Using the material below, work out how many lines contain "Reservation". Only the number is wanted.

**Dataset entries:**
# # # # #
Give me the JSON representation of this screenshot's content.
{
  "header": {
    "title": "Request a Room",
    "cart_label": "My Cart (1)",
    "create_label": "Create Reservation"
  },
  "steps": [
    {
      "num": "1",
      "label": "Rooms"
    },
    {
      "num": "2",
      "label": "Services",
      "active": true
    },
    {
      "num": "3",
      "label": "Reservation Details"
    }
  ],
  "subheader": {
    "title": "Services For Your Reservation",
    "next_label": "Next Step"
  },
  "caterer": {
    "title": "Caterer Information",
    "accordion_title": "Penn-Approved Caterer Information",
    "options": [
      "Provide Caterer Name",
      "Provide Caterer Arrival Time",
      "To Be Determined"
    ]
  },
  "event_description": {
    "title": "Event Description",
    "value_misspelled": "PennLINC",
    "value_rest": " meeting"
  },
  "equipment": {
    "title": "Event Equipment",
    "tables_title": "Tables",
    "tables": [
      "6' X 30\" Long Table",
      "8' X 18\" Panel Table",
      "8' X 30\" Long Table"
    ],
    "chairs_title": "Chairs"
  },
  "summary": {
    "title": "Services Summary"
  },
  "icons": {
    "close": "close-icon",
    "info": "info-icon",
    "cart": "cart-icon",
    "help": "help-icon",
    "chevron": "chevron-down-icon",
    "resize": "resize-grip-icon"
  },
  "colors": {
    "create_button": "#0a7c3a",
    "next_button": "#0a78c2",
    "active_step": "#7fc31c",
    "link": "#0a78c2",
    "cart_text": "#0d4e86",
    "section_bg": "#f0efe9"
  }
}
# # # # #
**Answer:** 3